[Materials provided — start]
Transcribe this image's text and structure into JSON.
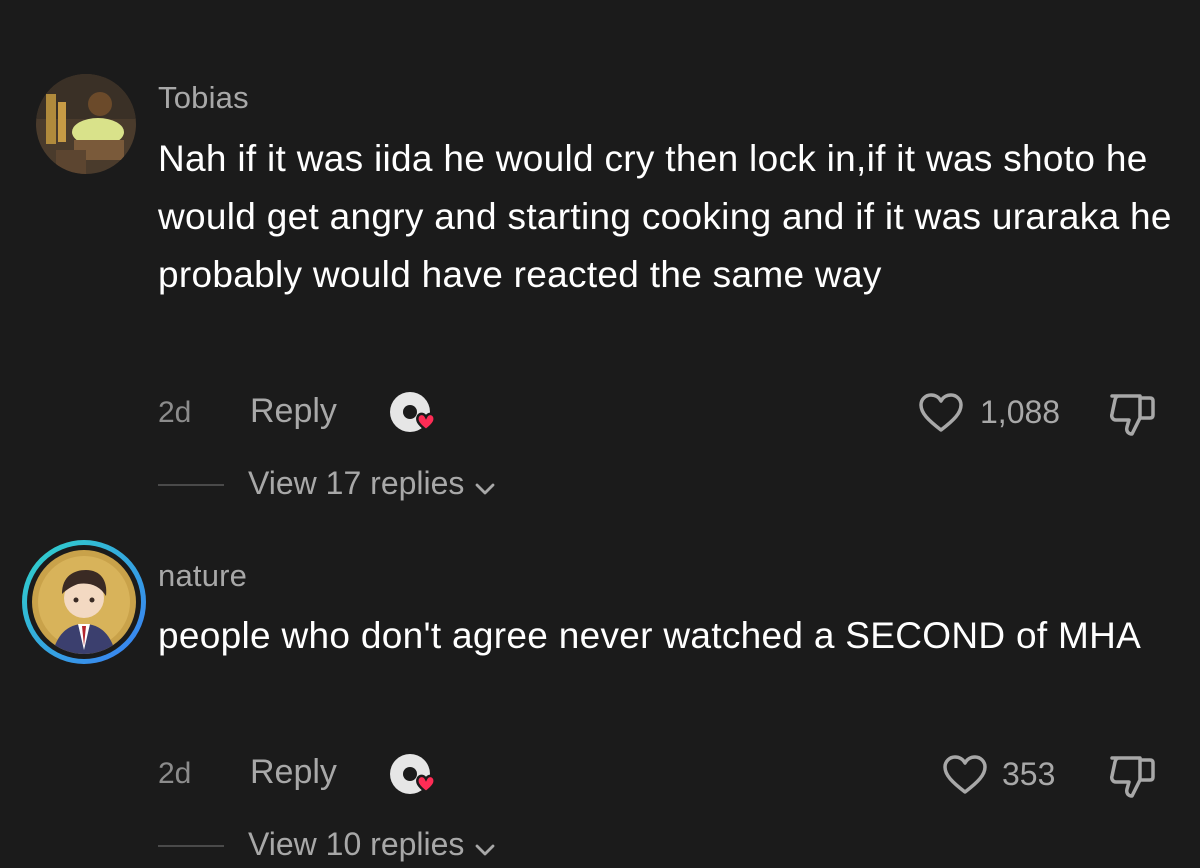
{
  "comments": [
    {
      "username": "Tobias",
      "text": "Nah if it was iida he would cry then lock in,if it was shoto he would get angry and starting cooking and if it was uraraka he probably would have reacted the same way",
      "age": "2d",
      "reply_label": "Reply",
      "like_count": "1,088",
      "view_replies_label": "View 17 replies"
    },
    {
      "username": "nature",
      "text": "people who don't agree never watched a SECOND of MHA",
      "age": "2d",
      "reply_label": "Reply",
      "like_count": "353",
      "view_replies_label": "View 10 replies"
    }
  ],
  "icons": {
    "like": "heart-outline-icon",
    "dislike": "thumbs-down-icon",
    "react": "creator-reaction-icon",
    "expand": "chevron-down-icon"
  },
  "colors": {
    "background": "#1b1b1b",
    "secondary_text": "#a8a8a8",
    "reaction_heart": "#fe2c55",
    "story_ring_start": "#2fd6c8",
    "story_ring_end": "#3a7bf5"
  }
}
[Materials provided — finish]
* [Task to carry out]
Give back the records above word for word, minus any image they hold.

* [Answer to this task]
Transcribe this image's text and structure into JSON.
{
  "comments": [
    {
      "username": "Tobias",
      "text": "Nah if it was iida he would cry then lock in,if it was shoto he would get angry and starting cooking and if it was uraraka he probably would have reacted the same way",
      "age": "2d",
      "reply_label": "Reply",
      "like_count": "1,088",
      "view_replies_label": "View 17 replies"
    },
    {
      "username": "nature",
      "text": "people who don't agree never watched a SECOND of MHA",
      "age": "2d",
      "reply_label": "Reply",
      "like_count": "353",
      "view_replies_label": "View 10 replies"
    }
  ],
  "icons": {
    "like": "heart-outline-icon",
    "dislike": "thumbs-down-icon",
    "react": "creator-reaction-icon",
    "expand": "chevron-down-icon"
  },
  "colors": {
    "background": "#1b1b1b",
    "secondary_text": "#a8a8a8",
    "reaction_heart": "#fe2c55",
    "story_ring_start": "#2fd6c8",
    "story_ring_end": "#3a7bf5"
  }
}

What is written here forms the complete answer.